It is interesting to see that the crucial meeting this evening found gumption to even tinker with the highly emotive issue of retail trade but left civil aviation untouched. Commerce Minister Anand Sharma said that now, any single brand retail proposal which envisages 49 percent FDI does not need FIPB approval and only those where FDI beyond 49 percent is envisaged will have to go through FIPB. The meeting this evening also took a rather contentious decision on hiking FDI limit in defence production.

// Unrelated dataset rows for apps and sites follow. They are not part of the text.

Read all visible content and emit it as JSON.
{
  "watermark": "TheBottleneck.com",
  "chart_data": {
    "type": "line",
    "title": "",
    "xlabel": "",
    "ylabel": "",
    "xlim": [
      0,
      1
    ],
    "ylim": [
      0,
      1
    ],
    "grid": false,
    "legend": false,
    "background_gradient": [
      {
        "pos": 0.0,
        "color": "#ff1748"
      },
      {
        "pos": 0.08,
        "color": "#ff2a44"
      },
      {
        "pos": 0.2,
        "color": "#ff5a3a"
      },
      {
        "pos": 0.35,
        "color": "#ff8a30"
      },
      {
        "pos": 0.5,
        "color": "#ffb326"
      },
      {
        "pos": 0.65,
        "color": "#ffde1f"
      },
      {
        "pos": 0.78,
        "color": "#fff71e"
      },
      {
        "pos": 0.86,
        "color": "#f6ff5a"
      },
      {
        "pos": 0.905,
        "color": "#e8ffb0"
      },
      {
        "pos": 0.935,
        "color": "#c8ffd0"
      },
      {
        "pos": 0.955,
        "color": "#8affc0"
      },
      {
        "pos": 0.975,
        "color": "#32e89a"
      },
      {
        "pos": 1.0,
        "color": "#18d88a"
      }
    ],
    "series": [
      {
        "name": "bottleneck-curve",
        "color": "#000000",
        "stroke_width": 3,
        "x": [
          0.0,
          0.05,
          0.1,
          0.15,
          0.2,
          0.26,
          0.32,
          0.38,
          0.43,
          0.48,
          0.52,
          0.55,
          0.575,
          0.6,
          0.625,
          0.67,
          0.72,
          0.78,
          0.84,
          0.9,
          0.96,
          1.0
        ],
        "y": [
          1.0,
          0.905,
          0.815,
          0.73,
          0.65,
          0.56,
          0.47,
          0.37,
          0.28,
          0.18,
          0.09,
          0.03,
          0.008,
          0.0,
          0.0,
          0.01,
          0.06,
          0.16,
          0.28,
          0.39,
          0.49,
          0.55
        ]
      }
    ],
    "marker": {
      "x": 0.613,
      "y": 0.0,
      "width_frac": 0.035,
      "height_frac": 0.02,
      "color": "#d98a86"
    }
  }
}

But when it comes to civil aviation, perhaps even the Prime Minister realises how his own flock has created a mess of gigantic proportions. We are referring to the two proposals by foreign airlines which have come in since the ban on foreign airlines investing in Indian carriers was lifted last September.
Enough procedural issues have been dogging the Malaysian airline AirAsia's plan to set up a new airline in partnership with Tata Sons and Telestra Tradeplace. And the proposal by Etihad Airways to pick up 24 percent stake in India's Jet Airways is stuck in myriad regulatory and legal tangles. So the PM is obviously now unwilling to widen this mess by once again tinkering with FDI limits in the civil aviation sector.
Besides, had the limit been increased to 74 percent, the Government would have also had to amend all existing bilateral flying pacts (with more than 100 countries) where it is a pre-condition that Indian airlines using these rights are majority owned by Indians. There is definitely something to be said for open skies policy but perhaps, given the Jet-Etihad and AirAsia precedence, the FDI policy needs to be more detailed and fill in a number of loopholes for providing confidence to foreign investors.
Earlier, Civil Aviation ministry had itself opposed any move to lower FDI cap in the sector, saying there were no requests from any airline for this move.
Meanwhile, a senior official in the Ministry of Civil Aviation said today that the ministry was still working on redrafting a Cabinet Note, which seeks permission from the Cabinet on the amendment of bilateral flying rights between Indian and Abu Dhabi. This bilateral has offered to quadruple the seats for airlines of each country by 2015 and has become a bone of contention between the Prime Minister's Office and Civil Aviation Minister Ajit Singh. It is also inextricably related to the equity deal between Jet and Etihad. This official said the note is still being drafted and was unlikely to come up for discussion at this week's meeting of the Union Cabinet.
Updated Date: Dec 20, 2014 20:53:15 IST